Exercise brief: Show the lines below where "Record" occurs.

Task material:
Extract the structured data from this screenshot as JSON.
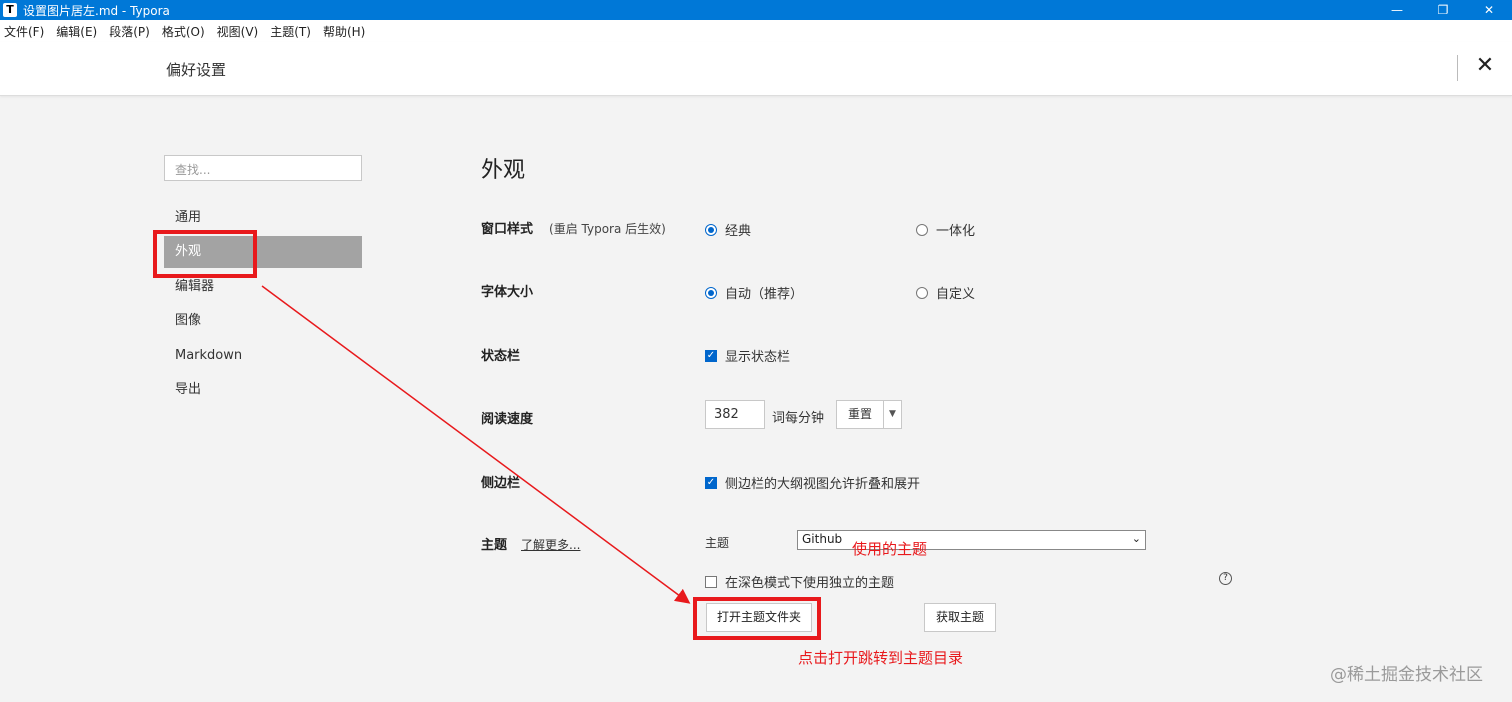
{
  "window": {
    "title": "设置图片居左.md - Typora",
    "app_icon": "T",
    "controls": [
      "—",
      "❐",
      "✕"
    ]
  },
  "menu": [
    "文件(F)",
    "编辑(E)",
    "段落(P)",
    "格式(O)",
    "视图(V)",
    "主题(T)",
    "帮助(H)"
  ],
  "prefs": {
    "title": "偏好设置",
    "close": "✕"
  },
  "sidebar": {
    "search_placeholder": "查找...",
    "items": [
      {
        "label": "通用",
        "active": false
      },
      {
        "label": "外观",
        "active": true
      },
      {
        "label": "编辑器",
        "active": false
      },
      {
        "label": "图像",
        "active": false
      },
      {
        "label": "Markdown",
        "active": false
      },
      {
        "label": "导出",
        "active": false
      }
    ]
  },
  "content": {
    "section_title": "外观",
    "window_style": {
      "label": "窗口样式",
      "note": "(重启 Typora 后生效)",
      "options": [
        {
          "label": "经典",
          "selected": true
        },
        {
          "label": "一体化",
          "selected": false
        }
      ]
    },
    "font_size": {
      "label": "字体大小",
      "options": [
        {
          "label": "自动（推荐）",
          "selected": true
        },
        {
          "label": "自定义",
          "selected": false
        }
      ]
    },
    "status_bar": {
      "label": "状态栏",
      "checkbox": {
        "label": "显示状态栏",
        "checked": true
      }
    },
    "reading_speed": {
      "label": "阅读速度",
      "value": "382",
      "unit": "词每分钟",
      "reset": "重置",
      "dropdown": "▼"
    },
    "sidebar_opt": {
      "label": "侧边栏",
      "checkbox": {
        "label": "侧边栏的大纲视图允许折叠和展开",
        "checked": true
      }
    },
    "theme": {
      "label": "主题",
      "learn_more": "了解更多...",
      "select_label": "主题",
      "selected": "Github",
      "dark_mode": {
        "label": "在深色模式下使用独立的主题",
        "checked": false
      },
      "help": "?",
      "open_folder": "打开主题文件夹",
      "get_themes": "获取主题"
    }
  },
  "annotations": {
    "theme_used": "使用的主题",
    "click_open": "点击打开跳转到主题目录",
    "color": "#e8191c"
  },
  "watermark": "@稀土掘金技术社区"
}
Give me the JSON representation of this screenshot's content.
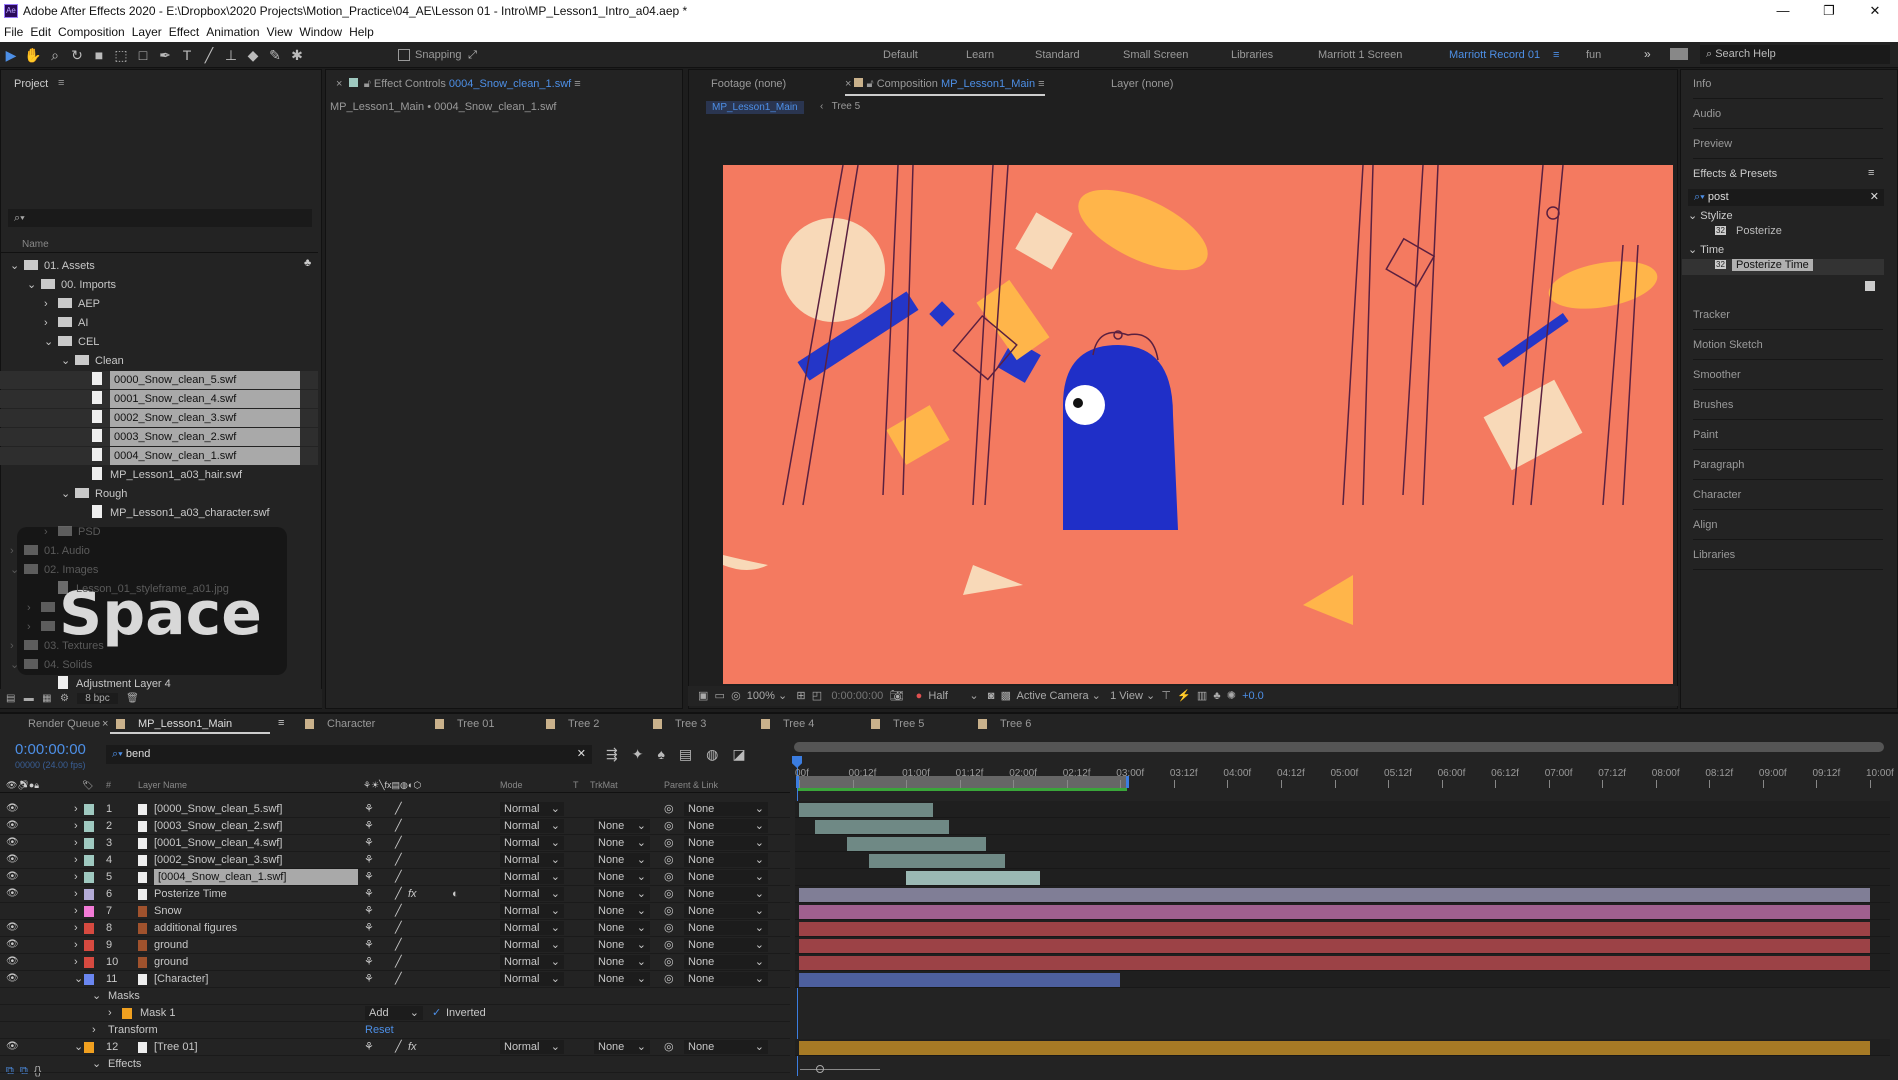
{
  "window": {
    "title": "Adobe After Effects 2020 - E:\\Dropbox\\2020 Projects\\Motion_Practice\\04_AE\\Lesson 01 - Intro\\MP_Lesson1_Intro_a04.aep *",
    "logo": "Ae"
  },
  "menu": [
    "File",
    "Edit",
    "Composition",
    "Layer",
    "Effect",
    "Animation",
    "View",
    "Window",
    "Help"
  ],
  "toolbar": {
    "snapping": "Snapping",
    "workspaces": [
      "Default",
      "Learn",
      "Standard",
      "Small Screen",
      "Libraries",
      "Marriott 1 Screen",
      "Marriott Record 01",
      "fun"
    ],
    "active_workspace": "Marriott Record 01",
    "search_help": "Search Help"
  },
  "project": {
    "tab": "Project",
    "name_col": "Name",
    "bpc": "8 bpc",
    "items": [
      {
        "label": "01. Assets",
        "type": "folder",
        "depth": 0,
        "open": true
      },
      {
        "label": "00. Imports",
        "type": "folder",
        "depth": 1,
        "open": true
      },
      {
        "label": "AEP",
        "type": "folder",
        "depth": 2,
        "open": false
      },
      {
        "label": "AI",
        "type": "folder",
        "depth": 2,
        "open": false
      },
      {
        "label": "CEL",
        "type": "folder",
        "depth": 2,
        "open": true
      },
      {
        "label": "Clean",
        "type": "folder",
        "depth": 3,
        "open": true
      },
      {
        "label": "0000_Snow_clean_5.swf",
        "type": "file",
        "depth": 4,
        "selected": true
      },
      {
        "label": "0001_Snow_clean_4.swf",
        "type": "file",
        "depth": 4,
        "selected": true
      },
      {
        "label": "0002_Snow_clean_3.swf",
        "type": "file",
        "depth": 4,
        "selected": true
      },
      {
        "label": "0003_Snow_clean_2.swf",
        "type": "file",
        "depth": 4,
        "selected": true
      },
      {
        "label": "0004_Snow_clean_1.swf",
        "type": "file",
        "depth": 4,
        "selected": true
      },
      {
        "label": "MP_Lesson1_a03_hair.swf",
        "type": "file",
        "depth": 4
      },
      {
        "label": "Rough",
        "type": "folder",
        "depth": 3,
        "open": true
      },
      {
        "label": "MP_Lesson1_a03_character.swf",
        "type": "file",
        "depth": 4
      },
      {
        "label": "PSD",
        "type": "folder",
        "depth": 2,
        "open": false,
        "dim": true
      },
      {
        "label": "01. Audio",
        "type": "folder",
        "depth": 0,
        "open": false,
        "dim": true
      },
      {
        "label": "02. Images",
        "type": "folder",
        "depth": 0,
        "open": true,
        "dim": true
      },
      {
        "label": "Lesson_01_styleframe_a01.jpg",
        "type": "file",
        "depth": 2,
        "dim": true
      },
      {
        "label": "",
        "type": "folder",
        "depth": 1,
        "dim": true
      },
      {
        "label": "",
        "type": "folder",
        "depth": 1,
        "dim": true
      },
      {
        "label": "03. Textures",
        "type": "folder",
        "depth": 0,
        "dim": true
      },
      {
        "label": "04. Solids",
        "type": "folder",
        "depth": 0,
        "open": true,
        "dim": true
      },
      {
        "label": "Adjustment Layer 4",
        "type": "file",
        "depth": 2
      }
    ]
  },
  "overlay_key": "Space",
  "effect_controls": {
    "tab_prefix": "Effect Controls",
    "tab_layer": "0004_Snow_clean_1.swf",
    "breadcrumb": "MP_Lesson1_Main • 0004_Snow_clean_1.swf"
  },
  "viewer": {
    "footage_tab": "Footage (none)",
    "comp_prefix": "Composition",
    "comp_name": "MP_Lesson1_Main",
    "layer_tab": "Layer (none)",
    "crumb_main": "MP_Lesson1_Main",
    "crumb_sub": "Tree 5",
    "zoom": "100%",
    "timecode": "0:00:00:00",
    "resolution": "Half",
    "camera": "Active Camera",
    "views": "1 View",
    "exposure": "+0.0",
    "bg_color": "#f47a60"
  },
  "right_panel": {
    "items_top": [
      "Info",
      "Audio",
      "Preview"
    ],
    "effects_title": "Effects & Presets",
    "search": "post",
    "groups": [
      {
        "name": "Stylize",
        "items": [
          "Posterize"
        ]
      },
      {
        "name": "Time",
        "items": [
          "Posterize Time"
        ]
      }
    ],
    "selected_effect": "Posterize Time",
    "items_bottom": [
      "Tracker",
      "Motion Sketch",
      "Smoother",
      "Brushes",
      "Paint",
      "Paragraph",
      "Character",
      "Align",
      "Libraries"
    ]
  },
  "timeline": {
    "tabs": [
      "Render Queue",
      "MP_Lesson1_Main",
      "Character",
      "Tree 01",
      "Tree 2",
      "Tree 3",
      "Tree 4",
      "Tree 5",
      "Tree 6"
    ],
    "active_tab": "MP_Lesson1_Main",
    "timecode": "0:00:00:00",
    "fps": "00000 (24.00 fps)",
    "search": "bend",
    "columns": {
      "name": "Layer Name",
      "mode": "Mode",
      "t": "T",
      "trkmat": "TrkMat",
      "parent": "Parent & Link",
      "num": "#"
    },
    "ruler": [
      "00f",
      "00:12f",
      "01:00f",
      "01:12f",
      "02:00f",
      "02:12f",
      "03:00f",
      "03:12f",
      "04:00f",
      "04:12f",
      "05:00f",
      "05:12f",
      "06:00f",
      "06:12f",
      "07:00f",
      "07:12f",
      "08:00f",
      "08:12f",
      "09:00f",
      "09:12f",
      "10:00f"
    ],
    "work_area_end": "03:00f",
    "layers": [
      {
        "num": "1",
        "name": "[0000_Snow_clean_5.swf]",
        "label_color": "#9fc9c0",
        "mode": "Normal",
        "trkmat": "",
        "parent": "None",
        "fx": false,
        "visible": true,
        "bar": [
          "00f",
          "01:00f+12"
        ],
        "bar_color": "#6f8985"
      },
      {
        "num": "2",
        "name": "[0003_Snow_clean_2.swf]",
        "label_color": "#9fc9c0",
        "mode": "Normal",
        "trkmat": "None",
        "parent": "None",
        "visible": true,
        "bar_color": "#6f8985"
      },
      {
        "num": "3",
        "name": "[0001_Snow_clean_4.swf]",
        "label_color": "#9fc9c0",
        "mode": "Normal",
        "trkmat": "None",
        "parent": "None",
        "visible": true,
        "bar_color": "#6f8985"
      },
      {
        "num": "4",
        "name": "[0002_Snow_clean_3.swf]",
        "label_color": "#9fc9c0",
        "mode": "Normal",
        "trkmat": "None",
        "parent": "None",
        "visible": true,
        "bar_color": "#6f8985"
      },
      {
        "num": "5",
        "name": "[0004_Snow_clean_1.swf]",
        "label_color": "#9fc9c0",
        "mode": "Normal",
        "trkmat": "None",
        "parent": "None",
        "visible": true,
        "selected": true,
        "bar_color": "#9ab8b3"
      },
      {
        "num": "6",
        "name": "Posterize Time",
        "label_color": "#b3abd6",
        "mode": "Normal",
        "trkmat": "None",
        "parent": "None",
        "fx": true,
        "visible": true,
        "bar_color": "#807e96"
      },
      {
        "num": "7",
        "name": "Snow",
        "label_color": "#f27ad6",
        "mode": "Normal",
        "trkmat": "None",
        "parent": "None",
        "visible": false,
        "bar_color": "#a0608f"
      },
      {
        "num": "8",
        "name": "additional figures",
        "label_color": "#d64a40",
        "mode": "Normal",
        "trkmat": "None",
        "parent": "None",
        "visible": true,
        "bar_color": "#9c4246"
      },
      {
        "num": "9",
        "name": "ground",
        "label_color": "#d64a40",
        "mode": "Normal",
        "trkmat": "None",
        "parent": "None",
        "visible": true,
        "bar_color": "#9c4246"
      },
      {
        "num": "10",
        "name": "ground",
        "label_color": "#d64a40",
        "mode": "Normal",
        "trkmat": "None",
        "parent": "None",
        "visible": true,
        "bar_color": "#9c4246"
      },
      {
        "num": "11",
        "name": "[Character]",
        "label_color": "#6a86f0",
        "mode": "Normal",
        "trkmat": "None",
        "parent": "None",
        "visible": true,
        "open": true,
        "bar_color": "#4d5f9e"
      },
      {
        "num": "12",
        "name": "[Tree 01]",
        "label_color": "#f0a020",
        "mode": "Normal",
        "trkmat": "None",
        "parent": "None",
        "fx": true,
        "visible": true,
        "open": true,
        "bar_color": "#a67a25"
      }
    ],
    "masks_label": "Masks",
    "mask": {
      "name": "Mask 1",
      "mode": "Add",
      "inverted_label": "Inverted",
      "inverted": true
    },
    "transform_label": "Transform",
    "reset_label": "Reset",
    "effects_label": "Effects"
  }
}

Exercise answer:
      "Marriott Record 01",
    "active_workspace": "Marriott Record 01",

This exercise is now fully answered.